╭─ DATA FOR PROCESSING
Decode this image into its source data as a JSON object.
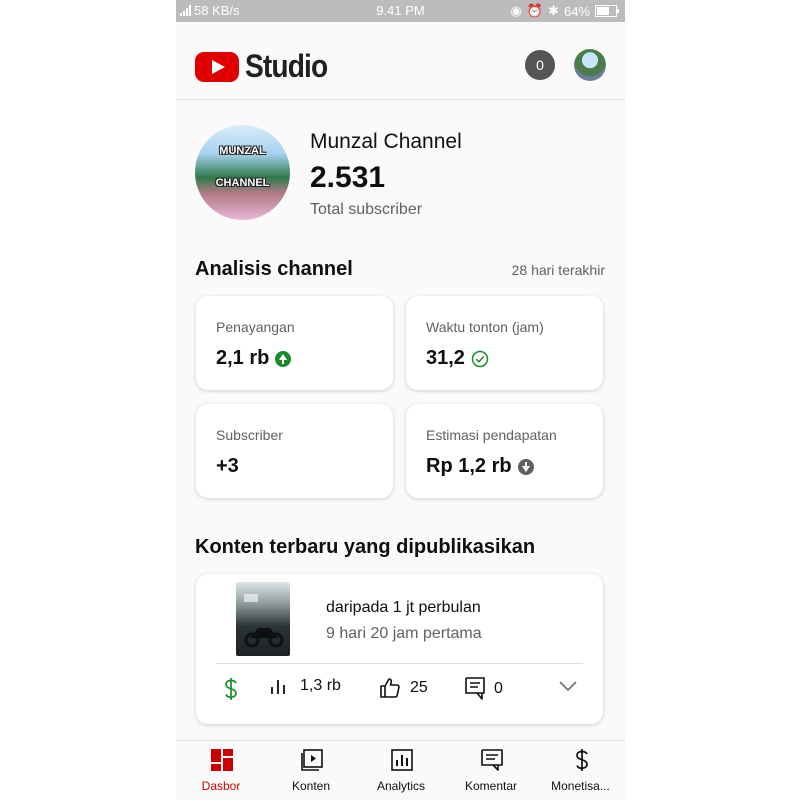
{
  "status_bar": {
    "network_speed": "58 KB/s",
    "time": "9.41 PM",
    "battery_percent": "64%",
    "battery_level": 0.64
  },
  "header": {
    "logo_text": "Studio",
    "notification_count": "0"
  },
  "channel": {
    "avatar_text_1": "MUNZAL",
    "avatar_text_2": "CHANNEL",
    "name": "Munzal Channel",
    "subscriber_count": "2.531",
    "subscriber_label": "Total subscriber"
  },
  "analytics": {
    "title": "Analisis channel",
    "period": "28 hari terakhir",
    "cards": [
      {
        "label": "Penayangan",
        "value": "2,1 rb",
        "trend": "up"
      },
      {
        "label": "Waktu tonton (jam)",
        "value": "31,2",
        "trend": "check"
      },
      {
        "label": "Subscriber",
        "value": "+3",
        "trend": "none"
      },
      {
        "label": "Estimasi pendapatan",
        "value": "Rp 1,2 rb",
        "trend": "down"
      }
    ]
  },
  "recent": {
    "title": "Konten terbaru yang dipublikasikan",
    "video": {
      "title": "daripada 1 jt perbulan",
      "subtitle": "9 hari 20 jam pertama",
      "views": "1,3 rb",
      "likes": "25",
      "comments": "0"
    }
  },
  "bottom_nav": [
    {
      "label": "Dasbor",
      "icon": "dashboard-icon",
      "active": true
    },
    {
      "label": "Konten",
      "icon": "content-icon",
      "active": false
    },
    {
      "label": "Analytics",
      "icon": "analytics-icon",
      "active": false
    },
    {
      "label": "Komentar",
      "icon": "comments-icon",
      "active": false
    },
    {
      "label": "Monetisa...",
      "icon": "monetization-icon",
      "active": false
    }
  ],
  "colors": {
    "brand_red": "#e00000",
    "active_nav": "#cc0000",
    "positive_green": "#1a8a2a",
    "muted_text": "#606060"
  }
}
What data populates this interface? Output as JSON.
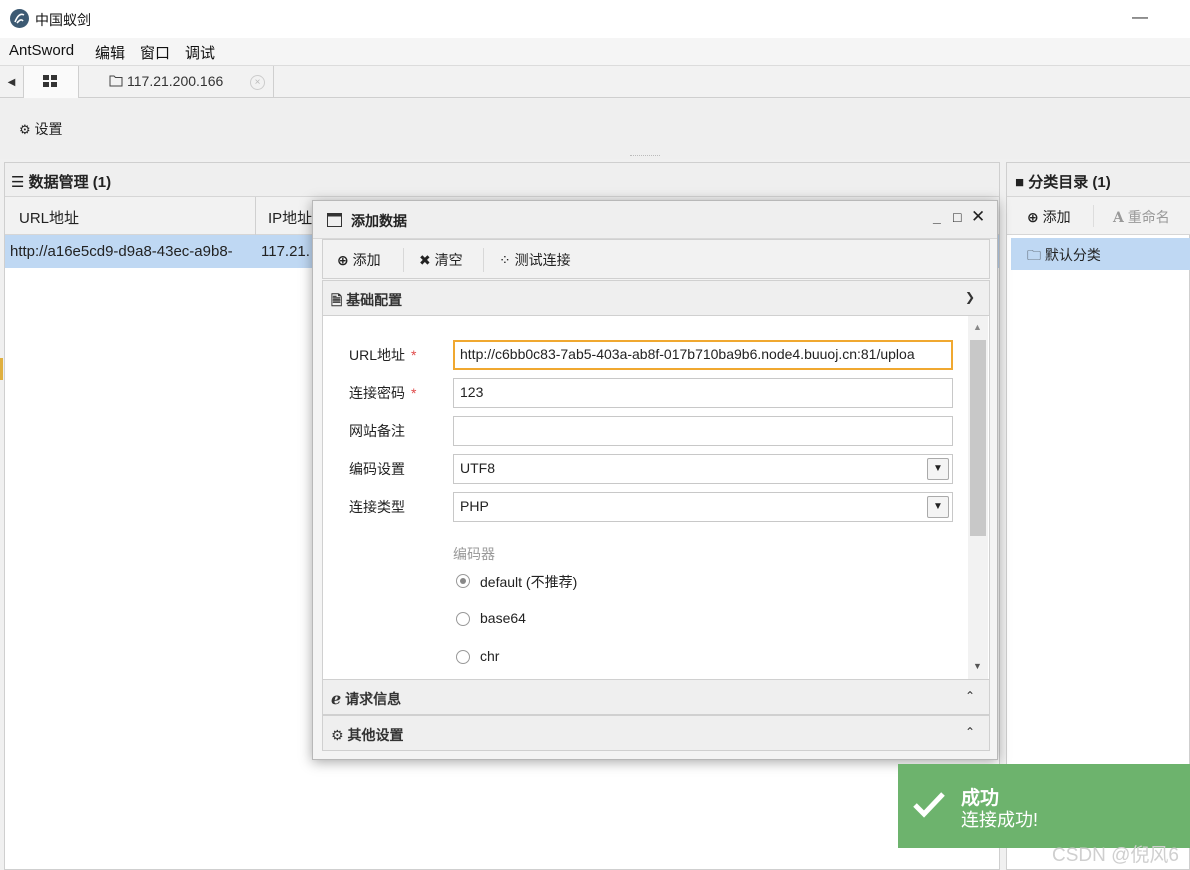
{
  "window": {
    "title": "中国蚁剑",
    "minimize": "—"
  },
  "menu": [
    "AntSword",
    "编辑",
    "窗口",
    "调试"
  ],
  "tabs": {
    "arrow": "◀",
    "host_label": "117.21.200.166",
    "close": "×"
  },
  "toolbar": {
    "settings_label": "设置"
  },
  "data_panel": {
    "title": "数据管理 (1)",
    "columns": [
      "URL地址",
      "IP地址"
    ],
    "rows": [
      {
        "url": "http://a16e5cd9-d9a8-43ec-a9b8-",
        "ip": "117.21."
      }
    ]
  },
  "category_panel": {
    "title": "分类目录 (1)",
    "add_label": "添加",
    "rename_label": "重命名",
    "items": [
      "默认分类"
    ]
  },
  "dialog": {
    "title": "添加数据",
    "toolbar": {
      "add": "添加",
      "clear": "清空",
      "test": "测试连接"
    },
    "sections": {
      "basic": "基础配置",
      "request": "请求信息",
      "other": "其他设置"
    },
    "fields": {
      "url_label": "URL地址",
      "url_value": "http://c6bb0c83-7ab5-403a-ab8f-017b710ba9b6.node4.buuoj.cn:81/uploa",
      "password_label": "连接密码",
      "password_value": "123",
      "note_label": "网站备注",
      "note_value": "",
      "encoding_label": "编码设置",
      "encoding_value": "UTF8",
      "type_label": "连接类型",
      "type_value": "PHP",
      "required_mark": "*"
    },
    "encoder": {
      "label": "编码器",
      "options": [
        "default (不推荐)",
        "base64",
        "chr"
      ],
      "selected": "default (不推荐)"
    }
  },
  "toast": {
    "title": "成功",
    "message": "连接成功!",
    "color": "#6db36d"
  },
  "watermark": "CSDN @倪风6",
  "colors": {
    "selection": "#bfd8f3",
    "required": "#e04a4a",
    "focus_border": "#f0a830"
  }
}
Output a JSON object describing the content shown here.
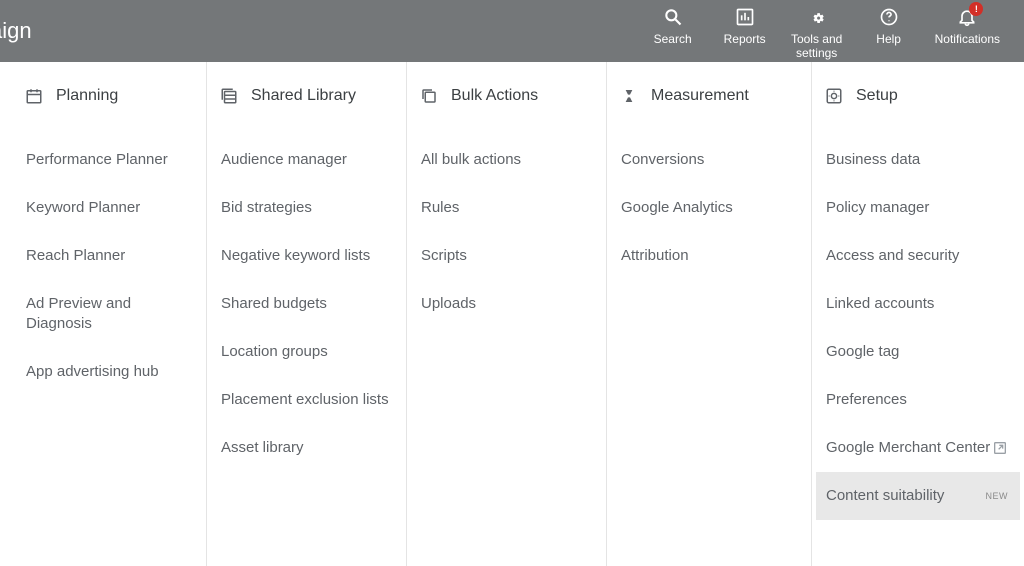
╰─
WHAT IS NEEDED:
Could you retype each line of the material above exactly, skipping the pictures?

TASK RESULT:
Decode this image into its source data as a JSON object.
{
  "status_bar": {
    "network_speed": "58 KB/s",
    "time": "9.41 PM",
    "battery_percent": "64%",
    "battery_level": 0.64
  },
  "header": {
    "logo_text": "Studio",
    "notification_count": "0"
  },
  "channel": {
    "avatar_text_1": "MUNZAL",
    "avatar_text_2": "CHANNEL",
    "name": "Munzal Channel",
    "subscriber_count": "2.531",
    "subscriber_label": "Total subscriber"
  },
  "analytics": {
    "title": "Analisis channel",
    "period": "28 hari terakhir",
    "cards": [
      {
        "label": "Penayangan",
        "value": "2,1 rb",
        "trend": "up"
      },
      {
        "label": "Waktu tonton (jam)",
        "value": "31,2",
        "trend": "check"
      },
      {
        "label": "Subscriber",
        "value": "+3",
        "trend": "none"
      },
      {
        "label": "Estimasi pendapatan",
        "value": "Rp 1,2 rb",
        "trend": "down"
      }
    ]
  },
  "recent": {
    "title": "Konten terbaru yang dipublikasikan",
    "video": {
      "title": "daripada 1 jt perbulan",
      "subtitle": "9 hari 20 jam pertama",
      "views": "1,3 rb",
      "likes": "25",
      "comments": "0"
    }
  },
  "bottom_nav": [
    {
      "label": "Dasbor",
      "icon": "dashboard-icon",
      "active": true
    },
    {
      "label": "Konten",
      "icon": "content-icon",
      "active": false
    },
    {
      "label": "Analytics",
      "icon": "analytics-icon",
      "active": false
    },
    {
      "label": "Komentar",
      "icon": "comments-icon",
      "active": false
    },
    {
      "label": "Monetisa...",
      "icon": "monetization-icon",
      "active": false
    }
  ],
  "colors": {
    "brand_red": "#e00000",
    "active_nav": "#cc0000",
    "positive_green": "#1a8a2a",
    "muted_text": "#606060"
  }
}
What data populates this interface? Output as JSON.
{
  "window": {
    "title": "中国蚁剑",
    "minimize": "—"
  },
  "menu": [
    "AntSword",
    "编辑",
    "窗口",
    "调试"
  ],
  "tabs": {
    "arrow": "◀",
    "host_label": "117.21.200.166",
    "close": "×"
  },
  "toolbar": {
    "settings_label": "设置"
  },
  "data_panel": {
    "title": "数据管理 (1)",
    "columns": [
      "URL地址",
      "IP地址"
    ],
    "rows": [
      {
        "url": "http://a16e5cd9-d9a8-43ec-a9b8-",
        "ip": "117.21."
      }
    ]
  },
  "category_panel": {
    "title": "分类目录 (1)",
    "add_label": "添加",
    "rename_label": "重命名",
    "items": [
      "默认分类"
    ]
  },
  "dialog": {
    "title": "添加数据",
    "toolbar": {
      "add": "添加",
      "clear": "清空",
      "test": "测试连接"
    },
    "sections": {
      "basic": "基础配置",
      "request": "请求信息",
      "other": "其他设置"
    },
    "fields": {
      "url_label": "URL地址",
      "url_value": "http://c6bb0c83-7ab5-403a-ab8f-017b710ba9b6.node4.buuoj.cn:81/uploa",
      "password_label": "连接密码",
      "password_value": "123",
      "note_label": "网站备注",
      "note_value": "",
      "encoding_label": "编码设置",
      "encoding_value": "UTF8",
      "type_label": "连接类型",
      "type_value": "PHP",
      "required_mark": "*"
    },
    "encoder": {
      "label": "编码器",
      "options": [
        "default (不推荐)",
        "base64",
        "chr"
      ],
      "selected": "default (不推荐)"
    }
  },
  "toast": {
    "title": "成功",
    "message": "连接成功!",
    "color": "#6db36d"
  },
  "watermark": "CSDN @倪风6",
  "colors": {
    "selection": "#bfd8f3",
    "required": "#e04a4a",
    "focus_border": "#f0a830"
  }
}
Output a JSON object describing the content shown here.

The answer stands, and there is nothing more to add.